If the Sovereign dies childless ("without issue") then the order of succession is applied to their siblings: the oldest surviving brother then succeeds, even if he has a sister who is older than him. If the Sovereign's siblings have died before he or she died, then the order of succession works through the sons and daughters of the next oldest deceased brother, and so on.
Only legitimate children are able to succeed. The Royal Marriages Act 1772 operates to restrict the capacity for a potential heir to marry without the Sovereign's approval: all descendants of King George II, other than women who have married into foreign families, are required to obtain the Sovereign's consent before marrying, unless they can otherwise obtain approval from both Houses of Parliament.
The Bill of Rights (1689) and Act of Settlement require all heirs to be descendants of Sophia, Electress of Hanover (d. 1714), and impose further requirements that an heir be a Protestant, that they may never have married a Roman Catholic, and that they be in full communion with the Church of England. Heirs not meeting these conditions are skipped over as if "naturally dead".
The role of the Sovereign beyond the United Kingdom
As Sovereign in right of the United Kingdom, the Sovereign is also head of state in the "Crown dependencies" of Jersey, Guernsey (and its dependencies), and the Isle of Man. While the external relations of these islands is dealt with by the United Kingdom, however, they do not form part of the United Kingdom itself, and have their own constitutional arrangements.
Similarly, the United Kingdom has sovereignty over various territories around the world, known as the British overseas territories. As such, the Sovereign is also head of state in these territories, although again these do not form part of the United Kingdom itself, and have their own constitutional arrangements.
The British Sovereign is also the Sovereign of certain other Commonwealth Realms: Antigua and Barbuda, Australia, the Bahamas, Barbados, Belize, Canada, Grenada, Jamaica, New Zealand, Papua New Guinea, Saint Kitts and Nevis, Saint Lucia, Saint Vincent and the Grenadines, the Solomon Islands and Tuvalu. Each of these nations is a separate monarchy; the Sovereign therefore holds sixteen different crowns. In each nation, the Sovereign is represented by a Governor-General, who generally stands in relation to the local government in the same relation as the Sovereign does to the British government.

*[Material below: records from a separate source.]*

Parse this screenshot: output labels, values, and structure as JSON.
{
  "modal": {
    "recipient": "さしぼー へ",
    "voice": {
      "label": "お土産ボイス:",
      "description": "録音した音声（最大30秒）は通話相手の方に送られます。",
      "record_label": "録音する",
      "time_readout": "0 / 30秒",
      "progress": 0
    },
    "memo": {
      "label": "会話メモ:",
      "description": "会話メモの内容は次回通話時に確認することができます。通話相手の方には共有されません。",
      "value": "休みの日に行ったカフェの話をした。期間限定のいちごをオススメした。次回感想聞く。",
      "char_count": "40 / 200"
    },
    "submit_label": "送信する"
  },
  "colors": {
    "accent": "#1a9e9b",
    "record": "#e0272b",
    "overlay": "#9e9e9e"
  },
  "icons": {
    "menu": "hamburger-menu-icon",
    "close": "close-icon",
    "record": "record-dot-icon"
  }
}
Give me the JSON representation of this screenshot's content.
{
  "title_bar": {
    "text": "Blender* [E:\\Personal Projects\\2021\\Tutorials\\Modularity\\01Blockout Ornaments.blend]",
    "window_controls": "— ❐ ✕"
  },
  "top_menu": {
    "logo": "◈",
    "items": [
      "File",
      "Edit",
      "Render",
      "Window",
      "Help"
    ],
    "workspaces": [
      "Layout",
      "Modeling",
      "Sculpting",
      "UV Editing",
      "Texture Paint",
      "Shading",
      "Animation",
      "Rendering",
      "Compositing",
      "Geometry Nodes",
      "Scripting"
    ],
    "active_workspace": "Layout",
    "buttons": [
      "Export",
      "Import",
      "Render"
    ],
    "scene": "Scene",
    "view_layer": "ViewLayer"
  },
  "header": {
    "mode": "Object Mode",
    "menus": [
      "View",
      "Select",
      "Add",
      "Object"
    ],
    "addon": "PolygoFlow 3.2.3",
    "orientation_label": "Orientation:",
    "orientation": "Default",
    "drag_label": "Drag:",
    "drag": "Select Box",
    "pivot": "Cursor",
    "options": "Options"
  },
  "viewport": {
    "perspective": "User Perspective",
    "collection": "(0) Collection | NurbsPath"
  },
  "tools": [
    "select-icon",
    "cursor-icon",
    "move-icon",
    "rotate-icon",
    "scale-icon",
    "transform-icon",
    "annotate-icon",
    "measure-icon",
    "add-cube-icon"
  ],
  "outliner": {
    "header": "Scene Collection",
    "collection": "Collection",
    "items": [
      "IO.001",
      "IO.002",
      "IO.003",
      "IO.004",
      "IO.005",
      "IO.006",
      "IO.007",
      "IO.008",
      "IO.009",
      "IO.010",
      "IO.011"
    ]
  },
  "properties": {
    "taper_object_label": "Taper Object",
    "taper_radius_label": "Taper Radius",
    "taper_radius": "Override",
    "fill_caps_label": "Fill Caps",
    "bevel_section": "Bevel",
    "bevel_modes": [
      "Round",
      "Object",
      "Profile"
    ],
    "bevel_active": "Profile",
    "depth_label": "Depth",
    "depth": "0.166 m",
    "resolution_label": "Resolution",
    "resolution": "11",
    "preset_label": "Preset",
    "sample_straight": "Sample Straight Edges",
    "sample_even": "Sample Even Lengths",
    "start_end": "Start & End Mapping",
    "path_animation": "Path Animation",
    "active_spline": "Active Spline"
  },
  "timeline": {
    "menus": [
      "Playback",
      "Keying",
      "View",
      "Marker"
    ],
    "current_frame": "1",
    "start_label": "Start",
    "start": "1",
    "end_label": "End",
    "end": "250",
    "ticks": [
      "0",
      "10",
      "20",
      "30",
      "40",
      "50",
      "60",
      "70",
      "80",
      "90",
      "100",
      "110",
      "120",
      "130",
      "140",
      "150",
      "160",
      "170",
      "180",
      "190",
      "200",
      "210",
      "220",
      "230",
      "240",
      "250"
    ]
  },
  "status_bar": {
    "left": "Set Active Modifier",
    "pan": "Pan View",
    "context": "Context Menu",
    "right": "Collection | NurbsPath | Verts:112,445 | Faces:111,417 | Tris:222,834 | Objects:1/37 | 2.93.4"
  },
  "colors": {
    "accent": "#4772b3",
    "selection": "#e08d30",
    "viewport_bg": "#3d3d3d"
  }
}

Finally, the Sovereign has the title Head of the Commonwealth. The Commonwealth is a body of nations mostly made up of former colonial dependencies of the United Kingdom. The role of Head of the Commonwealth is a personal role of the present Queen, Elizabeth II, and is not formally attached to the monarchy itself (although the present Queen's father, King George VI, also held the title). The role is purely a ceremonial one.
While the members of the Sovereign's family do not have any role in government, they do exercise ceremonial functions on his or her behalf.
A male Sovereign has the title "King", while a female Sovereign is the "Queen". The wife of a King is also known as a Queen; however, the husband of a female Sovereign has no specific title.
By convention, the Sovereign's eldest son is created "Prince of Wales" and "Earl of Chester" while still a boy; he also automatically gains the title of "Duke of Cornwall". Also by convention, the Sovereign's sons receive a peerage either upon reaching the age of twenty-one, or upon marrying.
The style of Prince or Princess extends to the children of the Sovereign, the children of the sons of the Sovereign, and the eldest son of the eldest son of the Prince of Wales. Furthermore, wives of Princes are styled Princesses, though husbands of Princesses do not automatically become Princes.